With no functional system for commercial arbitration and the time needed to start a foreign business taking 18 days longer than the regional average, Cambodia has ample room to make itself more attractive to foreign investment, the World Bank and International Finance Corporation said yesterday.
In a report on transnational investment, which provided data on laws and policies affecting foreign investment in 87 countries, the two institutions ranked Cambodia in 80th place for the time needed to start a foreign business.
While in Cambodia it takes an average of 86 days and 10 procedures to start a foreign business, in Singapore it only takes days and four procedures. Yet Cambodia outscored some major economies in East Asia. In Vietnam it takes 94 days and 12 procedures to start a foreign business, and in China it takes 99 days and 18 procedures.
The regional average is 68 days and 11 procedures.
John Brinsden, vice president of Acleda Bank and the International Business Club of Cambodia, said the delays in setting up a business cited by the report did not reflect the reality for most companies looking to establish themselves here.
“Setting up a business is actually very quick and takes days. If you’re a small company, you can be up and running very quickly,” said Mr Brinsden, who said he had advised firms of different sizes making inroads into Cambodia.
Mr Brinsden said that delays tended to result not from bureaucratic constraints so much as from larger companies’ needs to satisfy their own corporate strategies, which also takes time.
For businesses acting in strategic sectors, such banking, energy and telecommunications, more time may be necessary due to additional regulations and heightened risk, Mr Brinsden said.
“The figure can be awfully deceptive and can be skewed by a few companies who don’t know what they want,” he added.
In many cases, yesterday’s report said that doing business in Cambodia was easier than in neighboring countries.
Whereas for other regional economies surveyed in the report — China, Indonesia, Papua New Guinea, the Solomon Islands and Vietnam — foreign businesses need investment approvals from the government, Cambodia does not require this unless firms want to apply for incentives and tax exemptions with the Council for the Development of Cambodia.
Here, foreigners are allowed to own a company outright without the need of a local partner and most sectors in the economy are also fully open to foreign capital.
Only port and airport operators and companies targeting electricity transmission are prohibited from acquiring full ownership rights by law.
The report said that a lack of bona fide arbitration system in Cambodia was acting as a constraint to the country’s investment levels.

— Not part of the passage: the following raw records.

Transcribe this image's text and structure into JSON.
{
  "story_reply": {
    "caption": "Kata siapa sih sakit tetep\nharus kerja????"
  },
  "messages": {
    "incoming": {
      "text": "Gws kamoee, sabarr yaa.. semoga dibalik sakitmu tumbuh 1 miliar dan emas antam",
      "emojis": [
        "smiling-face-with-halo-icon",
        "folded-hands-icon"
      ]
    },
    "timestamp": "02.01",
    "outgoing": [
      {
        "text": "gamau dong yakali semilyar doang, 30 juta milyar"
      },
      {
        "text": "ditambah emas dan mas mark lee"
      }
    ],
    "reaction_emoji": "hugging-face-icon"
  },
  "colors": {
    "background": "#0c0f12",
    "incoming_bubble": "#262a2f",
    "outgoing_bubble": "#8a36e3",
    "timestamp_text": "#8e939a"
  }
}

It gave Cambodia a score of 48.6 out of 100 for the ease of going through the arbitration system compared to 66.1 for the region.
Still, the IFC and the Asian Development Bank signed a memorandum of understanding last year with the Ministry of Commerce to set up a National Arbitration Center to help resolve business disputes outside of the court system. Arbitrators are currently going through the training process and the center is on course to open by this time next year.
“There is no point in having a contract that can’t be enforced,” said Julia Brickell, resident representative for the International Finance Corporation in Cambodia. “Businesses might still invest but they will be more cautious than they might otherwise be.”
By next year arbitration in Cambodia “will be very much in line with best practices in the region” when the new arbitration center begins to function, she added.
On a more positive note, the report showed Cambodia to have some of the strongest lease rights in the world for foreigners on industrial land.
Lease contracts can span over an unlimited amount of time, a rarity in the region. It also takes an average of just 41 days to lease private land compared to a regional average of 66 days and a global average of 61 days.
Nonetheless, access to information on land is still lacking, with Cambodia scoring 52.5 out of 100 compared to a regional average of 67.5 in this category.
“[A] poorly functioning system is found in Cambodia, where the registry and cadastre are neither located in the same agency nor set up to share data,” the report said. “Cambodia, China and Solomon Islands make it particularly difficult to find land-related information such as documentation on land plot value, mailing addresses, environmental impact assessments, tax classifications and utility connections.”
Analysts say that land and property prices in Cambodia are heavily distorted with many owners unprepared to take a loss on the sale of their property.
“The best way to collect that information would be for the cadastral office, which registers new owners, to record the price that was paid for property at the point that the transaction took place,” said Daniel Parkes, country manger of CB Richard Ellis in Cambodia.
In developed countries, surveyors employ complex methods that consider issues such as the investment potential of land and surrounding land prices.
However in Cambodia, “prices are culturally sensitive especially in a market where people don’t want people to know that they bought it for one price and sold it cheaper,” Mr Parkes said.